    8. Jaimie says:

      I had 2 events where I placed mail in the mailbox inside my condo on WEA – and the mail (with checks) never arrived at intended destination. In my opinion, this is a well-organized effort, with multiple parties involved – including postal insiders. Requires a much stronger effort by government to find and prosecute all involved.

    9. Yael says:

      My mom swore that not one piece of mail sent by our family was lost or tampered with, in 50+ years, when placed into the mail shoot, inside our UWS apt bldg. Well, there was that ONE letter that got visibly stuck in the mailshoot, but the mail carrier somehow retrieved it. On the other hand, mail deposited in the box on the street corner had a chance of “disappearing”. My father had a lot of business mail and larger envelopes to send, so he would strategically time his mailbox deposits minutes before carrier pick up! ‘Mail fishing’ is nothing new, it just has a more accurate name!
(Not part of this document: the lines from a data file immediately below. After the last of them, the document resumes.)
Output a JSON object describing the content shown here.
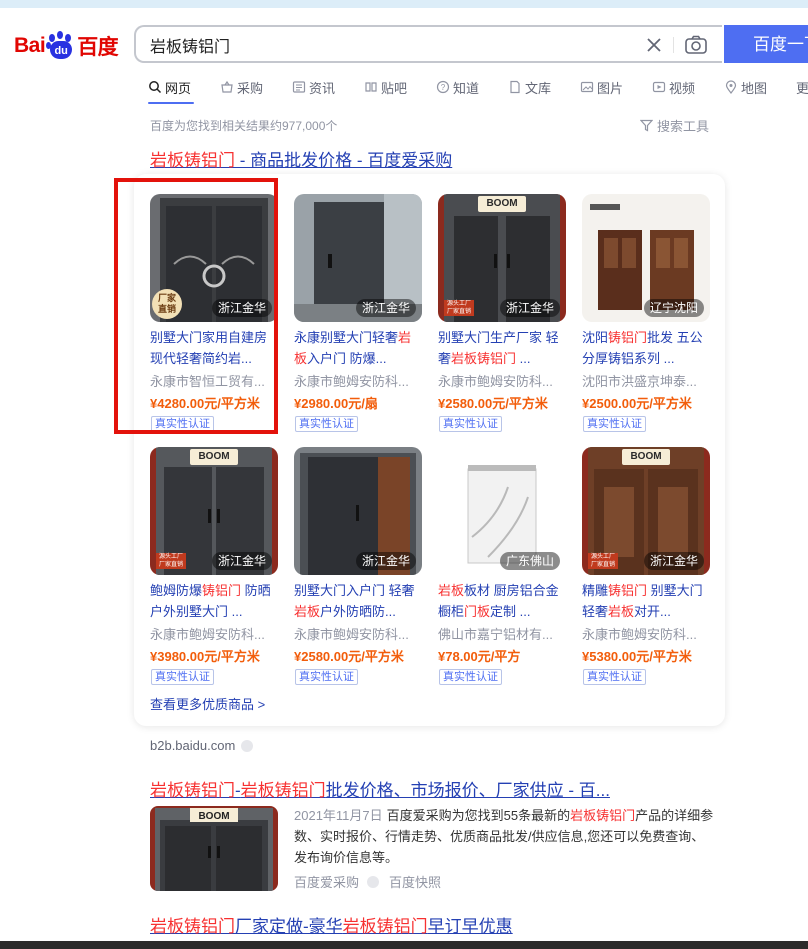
{
  "logo": {
    "text_left": "Bai",
    "text_paw": "du",
    "text_right": "百度"
  },
  "search": {
    "query": "岩板铸铝门",
    "button": "百度一下"
  },
  "tabs": [
    {
      "label": "网页",
      "icon": "search-icon"
    },
    {
      "label": "采购",
      "icon": "basket-icon"
    },
    {
      "label": "资讯",
      "icon": "news-icon"
    },
    {
      "label": "贴吧",
      "icon": "tieba-icon"
    },
    {
      "label": "知道",
      "icon": "question-icon"
    },
    {
      "label": "文库",
      "icon": "document-icon"
    },
    {
      "label": "图片",
      "icon": "image-icon"
    },
    {
      "label": "视频",
      "icon": "play-icon"
    },
    {
      "label": "地图",
      "icon": "map-pin-icon"
    },
    {
      "label": "更多",
      "icon": ""
    }
  ],
  "result_count": "百度为您找到相关结果约977,000个",
  "search_tools": "搜索工具",
  "result1": {
    "title_em": "岩板铸铝门",
    "title_rest": " - 商品批发价格 - 百度爱采购",
    "more_link": "查看更多优质商品 >",
    "source_url": "b2b.baidu.com",
    "products": [
      {
        "name_parts": [
          "别墅大门家用自建房现代轻奢简约岩..."
        ],
        "shop": "永康市智恒工贸有...",
        "price": "¥4280.00元/平方米",
        "location": "浙江金华",
        "badge": "厂家\n直销",
        "verify": "真实性认证",
        "style": "a"
      },
      {
        "name_parts": [
          "永康别墅大门轻奢",
          "岩板",
          "入户门 防爆..."
        ],
        "shop": "永康市鲍姆安防科...",
        "price": "¥2980.00元/扇",
        "location": "浙江金华",
        "badge": "",
        "verify": "真实性认证",
        "style": "b"
      },
      {
        "name_parts": [
          "别墅大门生产厂家 轻奢",
          "岩板铸铝门",
          " ..."
        ],
        "shop": "永康市鲍姆安防科...",
        "price": "¥2580.00元/平方米",
        "location": "浙江金华",
        "badge": "源头工厂 厂家直销",
        "boom": "BOOM",
        "verify": "真实性认证",
        "style": "c"
      },
      {
        "name_parts": [
          "沈阳",
          "铸铝门",
          "批发 五公分厚铸铝系列 ..."
        ],
        "shop": "沈阳市洪盛京坤泰...",
        "price": "¥2500.00元/平方米",
        "location": "辽宁沈阳",
        "badge": "",
        "verify": "真实性认证",
        "style": "d"
      },
      {
        "name_parts": [
          "鲍姆防爆",
          "铸铝门",
          " 防晒户外别墅大门 ..."
        ],
        "shop": "永康市鲍姆安防科...",
        "price": "¥3980.00元/平方米",
        "location": "浙江金华",
        "badge": "源头工厂 厂家直销",
        "boom": "BOOM",
        "verify": "真实性认证",
        "style": "e"
      },
      {
        "name_parts": [
          "别墅大门入户门 轻奢",
          "岩板",
          "户外防晒防..."
        ],
        "shop": "永康市鲍姆安防科...",
        "price": "¥2580.00元/平方米",
        "location": "浙江金华",
        "badge": "",
        "verify": "真实性认证",
        "style": "f"
      },
      {
        "name_parts": [
          "岩板",
          "板材 厨房铝合金橱柜",
          "门板",
          "定制 ..."
        ],
        "shop": "佛山市嘉宁铝材有...",
        "price": "¥78.00元/平方",
        "location": "广东佛山",
        "badge": "",
        "verify": "真实性认证",
        "style": "g"
      },
      {
        "name_parts": [
          "精雕",
          "铸铝门",
          " 别墅大门轻奢",
          "岩板",
          "对开..."
        ],
        "shop": "永康市鲍姆安防科...",
        "price": "¥5380.00元/平方米",
        "location": "浙江金华",
        "badge": "源头工厂 厂家直销",
        "boom": "BOOM",
        "verify": "真实性认证",
        "style": "h"
      }
    ]
  },
  "result2": {
    "title_parts": [
      "岩板铸铝门",
      "-",
      "岩板铸铝门",
      "批发价格、市场报价、厂家供应 - 百..."
    ],
    "date": "2021年11月7日",
    "abstract_parts": [
      "百度爱采购为您找到55条最新的",
      "岩板铸铝门",
      "产品的详细参数、实时报价、行情走势、优质商品批发/供应信息,您还可以免费查询、发布询价信息等。"
    ],
    "source": "百度爱采购",
    "snapshot": "百度快照",
    "boom": "BOOM"
  },
  "result3": {
    "title_parts": [
      "岩板铸铝门",
      "厂家定做-豪华",
      "岩板铸铝门",
      "早订早优惠"
    ]
  },
  "colors": {
    "accent": "#4e6ef2",
    "highlight": "#f73131",
    "link": "#2440b3",
    "price": "#f25d0b",
    "annotation": "#e3120b"
  }
}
    10. tony says:

      Is the bank liable in that the check is essentially forged in mailbox fishing and bleaching?

    11. Rita says:

      Been mailing everything, even cards without checks, from inside the post office since first hearing about this. Thanks for making people aware.

    12. Millbrook says:

      Twice I found the large main door where the mail is retrieved unlocked in the box at WEA @ 76. I could open the door and see all the mail in the box. So check that door to ensure it is locked before dropping any mail. I called the Postal Inspectors 800 number to report it and they seemed totally unconcerned. Their response: “don’t worry; when they pick up the mail at the collection time the postal worker will lock it.” It seemed to be a non-event for them.

      • Mark says:

        I have deposited my rent checks for the past 8 years at the box on WEA and 76th. No more! This is good information to know. I had my identity stolen twice last year so I am very careful about everything now.

    13. Charles Guinan says:

      Outstanding, it is great to see this being brought to the Public’s attention. Keep up this great and thoughtful work.

    14. Jerry B says:

      Hey friends. Can anybody tell me where our entire mail drop box went? Could thieves have absconded with the whole thing?
      We’re at 79th and Riverside. The box was up the street at West End Ave. Once there were two at that nearby corned. Now there are none. And I have no idea where to find the nearest drop box.
      Of course, repeated attempts to reach the Planetarium post Office by phone were fruitless. No pick up, no voicemail.

    15. naro says:

      Much more likely that the mailmen who are the fishermen

    16. NYYgirl says:

      Mailbox outside P.O. on 104th st the WORST. Do not use it! I also called the 800# & no one seemed concerned in the least. Inside people not much better.

    17. Dan says:

      So what happens when the washed and rewritten check is cashed? Can’t the police go after the guy who cashed or deposited the check?